Opinion – The frustrating experience of trying to legally immigrate reveals France’s true attitude toward immigrants. Source: An Immigrant in France – Editorial – The New York Times – John Gelmini

This article from the New York Times from Dr Alf about the attitude of the French bureaucrats dealing with immigrants reminded me of my experiences of emigrating to America to get married.

I had to produce reams of paper about my previous jobs and financial status, I had to sign a piece of paper saying that I would not be a public charge for 5 years, my father-in-law had to accompany me to the then Department of Immigration and Naturalisation in Tampa, Florida, a drive of more than 220 miles (round trip) and produce an affidavit saying that he would support me should I become unemployed, my then now estranged wife had to undergo a very intrusive interview, dealing with her reasons for marrying me, my-father-in-law was interviewed separately to cross-check the facts.
I had to produce my medical records and I was medically examined twice, to ensure that I was not the bearer of a dangerous or contagious disease.

My fingerprints and a form had to be completed by the police in Tampa, along with a series of photographs to satisfy the immigration authorities, and the immigration authorities wrote to the UK Home Office to establish that I was not a criminal.

Whilst undergoing this process, I was often in rooms with a veritable United Nations of divergent people and the tone of one’s interviewers was one of skepticism, pressure and hectoring.

The French may have attitudes to immigrants that this intrepid reporter for the New York Times didn’t like but she ought to try going through the process of immigration and citizenship into her own country, as I did and then compare the two experiences.

The US media is quick to point to finger at other countries but does not necessarily give to same publicity to weaknesses in the US public sector bureaucracies.

John Gelmini

Opinion – Illiteracy will cost global economy $1.2tn in 2015 | EurActiv – John Gelmini

The fact of illiteracy has to do with trendy teaching methods, schooldays which are too short, and useless teachers, plus heads who fail to maintain discipline in schools. It is also due to television and the tantalising of swathes of the various populations by social media, mobile phones and websites with inane content.

UK state-schools rank 44th in the world and regularly turn out 1 child in 5 who is illiterate, unable to read/comprehend a bus timetable, unable to communicate except in monosyllabic grunts, and with no social graces or work ethic.

The situation is made worse by parents who feed their offspring food which has no nutritional value or fail to provide them with any food at all.

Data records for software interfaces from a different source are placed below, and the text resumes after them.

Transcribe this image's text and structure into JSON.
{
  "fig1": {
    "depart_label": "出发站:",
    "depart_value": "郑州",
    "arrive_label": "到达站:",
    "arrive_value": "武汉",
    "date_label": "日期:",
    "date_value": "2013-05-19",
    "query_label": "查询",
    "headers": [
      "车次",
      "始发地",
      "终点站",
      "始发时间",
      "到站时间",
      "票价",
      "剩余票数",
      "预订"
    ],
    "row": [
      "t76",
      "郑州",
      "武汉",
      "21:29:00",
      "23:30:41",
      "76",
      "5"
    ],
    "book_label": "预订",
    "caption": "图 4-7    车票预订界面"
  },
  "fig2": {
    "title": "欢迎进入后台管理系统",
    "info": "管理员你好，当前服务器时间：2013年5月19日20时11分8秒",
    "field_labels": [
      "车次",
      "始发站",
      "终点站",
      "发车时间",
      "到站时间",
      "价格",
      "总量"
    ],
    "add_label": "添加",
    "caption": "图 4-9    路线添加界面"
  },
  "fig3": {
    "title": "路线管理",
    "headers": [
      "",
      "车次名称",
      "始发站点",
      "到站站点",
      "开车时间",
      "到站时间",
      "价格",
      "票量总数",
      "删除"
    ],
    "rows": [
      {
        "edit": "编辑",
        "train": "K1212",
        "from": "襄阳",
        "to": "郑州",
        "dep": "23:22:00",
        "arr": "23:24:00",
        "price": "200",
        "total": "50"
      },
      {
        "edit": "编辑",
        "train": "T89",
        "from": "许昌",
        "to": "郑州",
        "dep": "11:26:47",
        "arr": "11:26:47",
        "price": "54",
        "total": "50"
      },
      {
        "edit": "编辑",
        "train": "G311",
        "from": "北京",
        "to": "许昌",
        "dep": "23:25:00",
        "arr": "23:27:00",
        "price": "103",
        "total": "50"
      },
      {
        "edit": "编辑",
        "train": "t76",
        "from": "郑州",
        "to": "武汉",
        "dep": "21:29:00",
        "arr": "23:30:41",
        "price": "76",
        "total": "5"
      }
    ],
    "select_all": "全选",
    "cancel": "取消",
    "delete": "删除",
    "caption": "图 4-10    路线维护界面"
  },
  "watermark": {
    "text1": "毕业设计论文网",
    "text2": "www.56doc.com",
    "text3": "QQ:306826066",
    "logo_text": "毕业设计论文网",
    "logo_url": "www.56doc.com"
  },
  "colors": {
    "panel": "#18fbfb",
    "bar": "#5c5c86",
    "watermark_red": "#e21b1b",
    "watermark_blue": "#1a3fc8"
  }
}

Whilst on assignment for insurance companies who deal with the urban and rural poor, I have seen houses without a single book or magazine in both the UK, and in certain areas of America where people are particularly financially challenged.

Under those circumstances, one can see how the illiteracy, which Dr Alf writes about, via this EuroActive article, costs what it does.

The costs are greater than the cited $1.2 trillion USD of course, because illiteracy is rife in prisons. This due to the fact that such people cannot get jobs and thus resort to crime and then need to be sustained by unemployment benefits by taxpayers following their incarceration.

National competitiveness is damaged by skills shortages and the proliferation of a feral underclass of essentially economically useless people, who have to carried at the expense of everyone else and cannot even be used by the military or in factories because they possibly lack the mental capacity to operate modern weapons systems or make things that our exporters can sell.

The actions needed to transform this abysmal situation are:

1) Fire all ineffective teachers and trendy heads and derecognise teaching unions

2) Increase the school day to 12 hours, with homework on top, and Saturday classes for slow-learners

3) Replace all teachers with new highly competent ones and place troublesome children in schools run by former Army officers, retrained as heads and taught by former soldiers retrained as teachers (similar to America’s “Troops to Teachers” program)

4) Re-introduce whole-class teaching and use the best elements of the Chinese, Singaporean and South Korean school systems

5) Compel all pupils to wear uniforms, and clean their schools at the end of the day as happens in Japan

6) Have one curriculum and teach useful languages (these are in order are Mandarin, Brazilian Portuguese and Arabic for Europeans) and Spanish for Americans

7) Make children read one piece of great national/global literature a month, and test them on their comprehension

8) Teach children to speed and photo-read so that they can take in more data faster

9) Re-introduce rigor and discipline into the learning process and into the management of schools

10) Teach pupils alpha-brainwave entrainment, so that they can learn faster and remember more

11) Increase the proportion of male teachers and teach all teachers to use NLP

John Gelmini